We, perhaps, have all been guilty of it at some time or another. Some guys especially can buy into societal pressure to be macho and compete on the gym floor. Granted, some might do it occasionally as a bit of fun competition, but when trying to train seriously it will only ever get you so far. If you want to build that impressive physique, the one that satisfies your ego, then you must leave your ego in the changing room.
Every now and again, if you feel you may have fallen into the ego trap, it’s good to go back to the basics. Perform a ‘rehearsal’ workout using extremely light weights, with perfect slow motion form and high repetitions.

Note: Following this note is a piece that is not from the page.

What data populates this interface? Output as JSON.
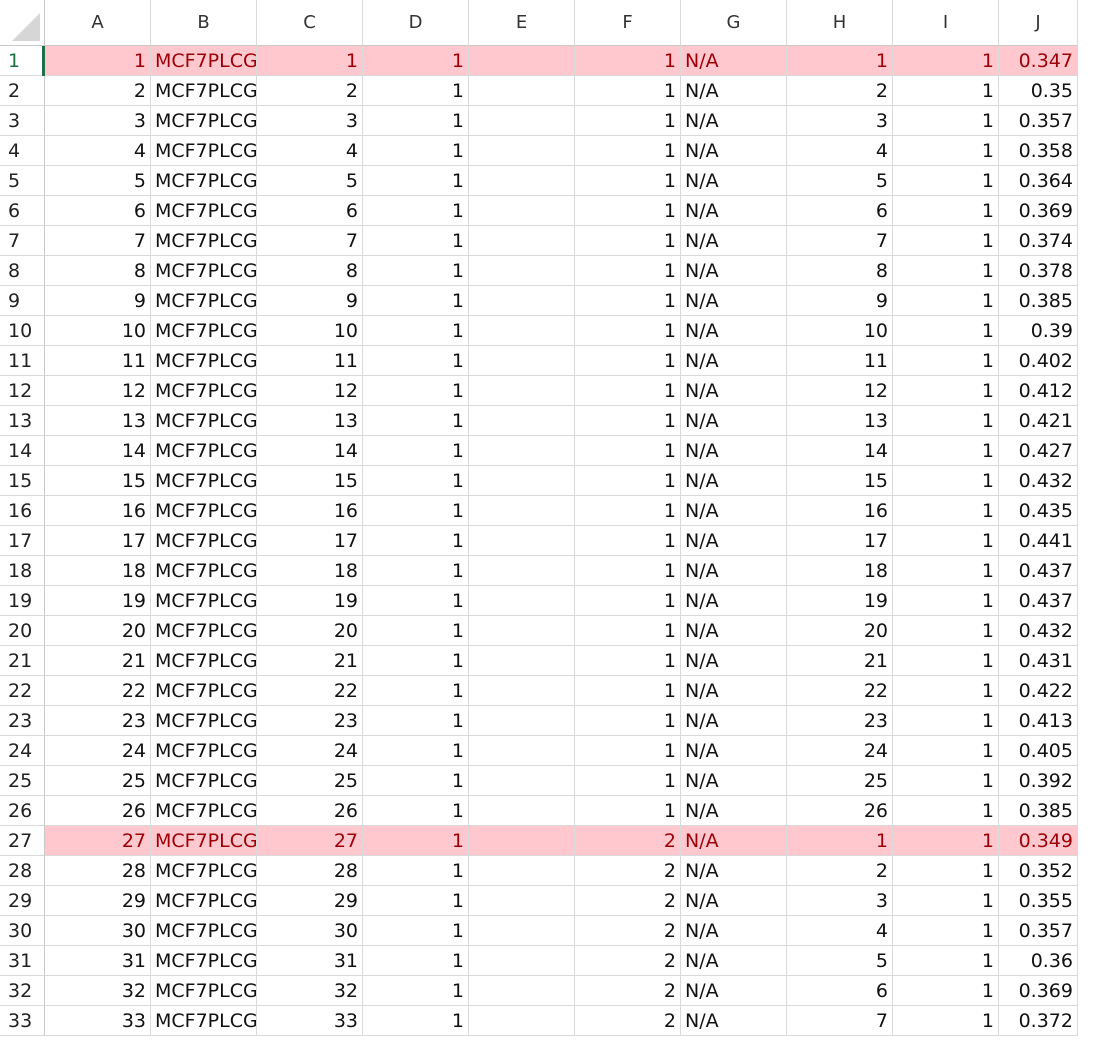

Feel your contraction points, adjust your feet and hands slightly, add a slight arc or twist to the movement to maximise the contraction, play with the depth of motion and most importantly open up the mind-muscle pathways by fostering an awareness of the contraction points and movements. Really FEEL the contraction.
A common question I get asked is if I believe in using heavy weights. The answer, in short, is yes … but it comes with a very specific definition of what ‘heavy’ means to me. I personally believe the last rep of each set must be the last one you could possibly complete with the given weight. If this is the case, regardless of the numerical value of the weight, then the weight is heavy. If you are aiming to do 4 reps, then that fourth rep must be the last rep you can do with the weight you are using. If you are doing 20 reps, the twentieth rep must be the last rep you can do with that weight. Don’t worry about the actual weight of the barbell or dumbbell itself; think about the weight in terms of the rep range. Reaching that point of fatigue or failure on the last rep is what determines if a weight is “heavy”.
Weights being called ‘heavy’ or ‘light’ is a misnomer. It’s all relative and we should refer to weights in relation to how difficult something is to move under a given set of parameters. The terms heavy and/or light can leave people feeling intimidated and/or dismissive. This means the training plan will not be performed as intended because it lacks the most important of instructions – the feeling.
Properly applied, every weight has a use. So, don’t be afraid to throw those trisets, giant sets and supersets in and fail on a 10kg bench press!
Written by Bryn